Which lines of the records below contain the word "remaining"? Copy each of them out.

■ ■ ■

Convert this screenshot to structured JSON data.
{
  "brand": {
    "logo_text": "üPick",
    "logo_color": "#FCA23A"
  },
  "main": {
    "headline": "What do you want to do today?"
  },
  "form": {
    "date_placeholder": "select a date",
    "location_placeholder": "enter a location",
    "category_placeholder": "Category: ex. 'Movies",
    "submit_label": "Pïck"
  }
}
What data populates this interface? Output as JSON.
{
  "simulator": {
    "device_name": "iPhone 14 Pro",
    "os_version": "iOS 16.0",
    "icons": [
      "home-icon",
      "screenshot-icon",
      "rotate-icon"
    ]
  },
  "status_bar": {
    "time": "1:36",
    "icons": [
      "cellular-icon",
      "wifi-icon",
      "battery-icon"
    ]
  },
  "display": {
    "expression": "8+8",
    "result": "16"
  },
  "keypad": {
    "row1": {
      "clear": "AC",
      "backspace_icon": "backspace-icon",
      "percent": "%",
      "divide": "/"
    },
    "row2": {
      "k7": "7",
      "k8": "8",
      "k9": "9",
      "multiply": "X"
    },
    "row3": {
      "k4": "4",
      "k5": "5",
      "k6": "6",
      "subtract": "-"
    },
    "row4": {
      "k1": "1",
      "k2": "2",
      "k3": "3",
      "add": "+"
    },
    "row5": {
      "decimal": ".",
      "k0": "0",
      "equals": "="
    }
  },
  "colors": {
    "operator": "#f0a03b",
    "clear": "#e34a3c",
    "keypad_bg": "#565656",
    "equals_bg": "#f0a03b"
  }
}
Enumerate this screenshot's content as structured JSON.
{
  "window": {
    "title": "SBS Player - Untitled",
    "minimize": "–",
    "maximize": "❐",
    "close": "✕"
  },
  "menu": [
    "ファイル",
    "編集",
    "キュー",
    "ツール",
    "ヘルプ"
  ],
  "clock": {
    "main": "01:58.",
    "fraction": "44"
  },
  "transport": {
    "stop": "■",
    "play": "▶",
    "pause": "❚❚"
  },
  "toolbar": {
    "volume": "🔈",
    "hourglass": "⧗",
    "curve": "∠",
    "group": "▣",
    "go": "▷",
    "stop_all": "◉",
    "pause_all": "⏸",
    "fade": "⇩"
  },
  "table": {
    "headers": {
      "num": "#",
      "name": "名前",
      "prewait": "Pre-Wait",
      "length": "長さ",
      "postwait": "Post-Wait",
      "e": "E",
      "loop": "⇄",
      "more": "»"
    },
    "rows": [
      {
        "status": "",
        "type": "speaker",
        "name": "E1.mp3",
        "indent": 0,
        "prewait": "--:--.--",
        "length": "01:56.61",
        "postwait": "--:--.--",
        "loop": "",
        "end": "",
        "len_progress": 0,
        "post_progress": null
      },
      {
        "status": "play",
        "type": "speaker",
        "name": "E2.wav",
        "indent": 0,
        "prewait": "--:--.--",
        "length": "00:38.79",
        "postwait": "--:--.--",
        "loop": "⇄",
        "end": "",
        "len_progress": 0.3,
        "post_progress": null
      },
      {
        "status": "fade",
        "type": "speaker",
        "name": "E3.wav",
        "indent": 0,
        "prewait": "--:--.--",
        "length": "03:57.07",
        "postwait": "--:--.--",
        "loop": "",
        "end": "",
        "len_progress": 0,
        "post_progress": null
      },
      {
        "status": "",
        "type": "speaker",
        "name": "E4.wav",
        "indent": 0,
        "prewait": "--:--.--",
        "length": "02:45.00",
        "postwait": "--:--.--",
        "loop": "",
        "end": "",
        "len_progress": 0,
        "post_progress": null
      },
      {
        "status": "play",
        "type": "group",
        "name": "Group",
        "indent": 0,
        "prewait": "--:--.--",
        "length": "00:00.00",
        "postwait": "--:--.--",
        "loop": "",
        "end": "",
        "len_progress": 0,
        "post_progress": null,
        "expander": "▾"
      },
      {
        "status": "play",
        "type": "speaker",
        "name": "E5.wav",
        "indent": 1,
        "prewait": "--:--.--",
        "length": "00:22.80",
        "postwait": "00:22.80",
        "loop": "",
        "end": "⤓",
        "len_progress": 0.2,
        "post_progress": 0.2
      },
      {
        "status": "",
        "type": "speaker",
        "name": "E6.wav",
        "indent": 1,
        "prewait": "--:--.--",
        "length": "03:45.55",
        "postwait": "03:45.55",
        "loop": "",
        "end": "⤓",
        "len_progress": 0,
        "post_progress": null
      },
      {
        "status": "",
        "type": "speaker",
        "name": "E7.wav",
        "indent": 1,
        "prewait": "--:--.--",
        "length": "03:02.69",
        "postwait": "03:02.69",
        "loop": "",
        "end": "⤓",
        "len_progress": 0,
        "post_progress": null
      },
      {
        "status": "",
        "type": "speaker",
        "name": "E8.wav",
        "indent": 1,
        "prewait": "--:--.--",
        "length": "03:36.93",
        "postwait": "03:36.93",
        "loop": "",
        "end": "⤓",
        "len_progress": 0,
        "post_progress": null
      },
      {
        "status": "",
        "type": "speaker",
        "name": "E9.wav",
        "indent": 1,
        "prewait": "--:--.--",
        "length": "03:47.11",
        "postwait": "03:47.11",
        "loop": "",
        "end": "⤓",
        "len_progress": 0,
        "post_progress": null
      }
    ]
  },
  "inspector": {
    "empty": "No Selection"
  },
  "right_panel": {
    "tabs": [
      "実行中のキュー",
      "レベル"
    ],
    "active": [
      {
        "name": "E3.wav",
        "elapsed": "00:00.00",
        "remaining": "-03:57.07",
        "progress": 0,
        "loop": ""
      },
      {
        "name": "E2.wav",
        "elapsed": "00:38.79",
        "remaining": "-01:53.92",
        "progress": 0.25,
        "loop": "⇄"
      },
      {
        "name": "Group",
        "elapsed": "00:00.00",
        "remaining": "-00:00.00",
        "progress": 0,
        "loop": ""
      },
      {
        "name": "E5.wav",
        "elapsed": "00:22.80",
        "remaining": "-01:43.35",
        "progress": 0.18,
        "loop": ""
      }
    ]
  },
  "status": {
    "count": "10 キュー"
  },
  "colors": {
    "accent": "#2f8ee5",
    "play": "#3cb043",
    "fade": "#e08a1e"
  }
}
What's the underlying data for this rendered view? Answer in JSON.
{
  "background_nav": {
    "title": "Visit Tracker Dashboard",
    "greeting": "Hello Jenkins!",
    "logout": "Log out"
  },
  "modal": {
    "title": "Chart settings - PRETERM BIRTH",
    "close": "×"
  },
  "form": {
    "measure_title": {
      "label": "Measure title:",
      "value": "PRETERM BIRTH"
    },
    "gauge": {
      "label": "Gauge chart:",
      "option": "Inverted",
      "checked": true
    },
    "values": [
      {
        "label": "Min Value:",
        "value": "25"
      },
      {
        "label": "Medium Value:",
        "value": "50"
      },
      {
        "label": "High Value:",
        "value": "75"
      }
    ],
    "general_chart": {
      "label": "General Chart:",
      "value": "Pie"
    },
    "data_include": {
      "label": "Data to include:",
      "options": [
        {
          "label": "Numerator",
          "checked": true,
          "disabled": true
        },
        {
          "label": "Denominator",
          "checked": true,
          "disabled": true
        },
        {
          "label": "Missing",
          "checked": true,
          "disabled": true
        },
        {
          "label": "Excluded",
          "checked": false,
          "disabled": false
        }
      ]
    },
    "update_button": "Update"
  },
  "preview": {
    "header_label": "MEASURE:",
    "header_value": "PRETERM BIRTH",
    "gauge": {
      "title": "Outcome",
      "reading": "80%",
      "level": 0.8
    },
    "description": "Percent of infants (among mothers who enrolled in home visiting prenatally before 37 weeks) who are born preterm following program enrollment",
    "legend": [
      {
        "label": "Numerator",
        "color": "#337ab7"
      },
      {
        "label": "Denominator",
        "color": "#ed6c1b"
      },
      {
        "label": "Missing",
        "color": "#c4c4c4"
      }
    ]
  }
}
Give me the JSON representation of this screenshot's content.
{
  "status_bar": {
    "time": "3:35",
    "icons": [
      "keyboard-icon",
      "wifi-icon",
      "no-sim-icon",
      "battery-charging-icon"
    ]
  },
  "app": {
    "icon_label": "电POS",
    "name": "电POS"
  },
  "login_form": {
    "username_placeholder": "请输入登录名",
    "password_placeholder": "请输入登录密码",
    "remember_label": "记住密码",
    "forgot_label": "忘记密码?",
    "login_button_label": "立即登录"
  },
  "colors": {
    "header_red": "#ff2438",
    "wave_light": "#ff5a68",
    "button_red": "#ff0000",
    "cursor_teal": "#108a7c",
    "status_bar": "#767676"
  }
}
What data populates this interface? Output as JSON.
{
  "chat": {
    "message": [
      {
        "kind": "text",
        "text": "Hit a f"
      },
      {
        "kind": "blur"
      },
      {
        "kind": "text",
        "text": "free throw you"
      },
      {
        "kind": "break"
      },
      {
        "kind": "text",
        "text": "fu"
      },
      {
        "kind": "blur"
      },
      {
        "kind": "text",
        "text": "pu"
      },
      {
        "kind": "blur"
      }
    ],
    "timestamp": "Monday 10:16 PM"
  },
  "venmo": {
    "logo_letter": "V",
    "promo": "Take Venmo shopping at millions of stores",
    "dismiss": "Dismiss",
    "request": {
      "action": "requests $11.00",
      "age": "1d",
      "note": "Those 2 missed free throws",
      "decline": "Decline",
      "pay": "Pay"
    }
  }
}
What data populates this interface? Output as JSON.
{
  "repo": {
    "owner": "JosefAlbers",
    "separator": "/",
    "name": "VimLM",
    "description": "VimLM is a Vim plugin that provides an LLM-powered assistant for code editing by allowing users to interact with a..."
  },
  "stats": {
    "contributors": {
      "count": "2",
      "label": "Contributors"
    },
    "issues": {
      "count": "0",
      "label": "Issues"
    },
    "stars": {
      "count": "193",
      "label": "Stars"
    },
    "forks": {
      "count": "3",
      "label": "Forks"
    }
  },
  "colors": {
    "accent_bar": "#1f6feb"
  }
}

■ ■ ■

Response for this exercise
        "remaining": "-03:57.07",
        "remaining": "-01:53.92",
        "remaining": "-00:00.00",
        "remaining": "-01:43.35",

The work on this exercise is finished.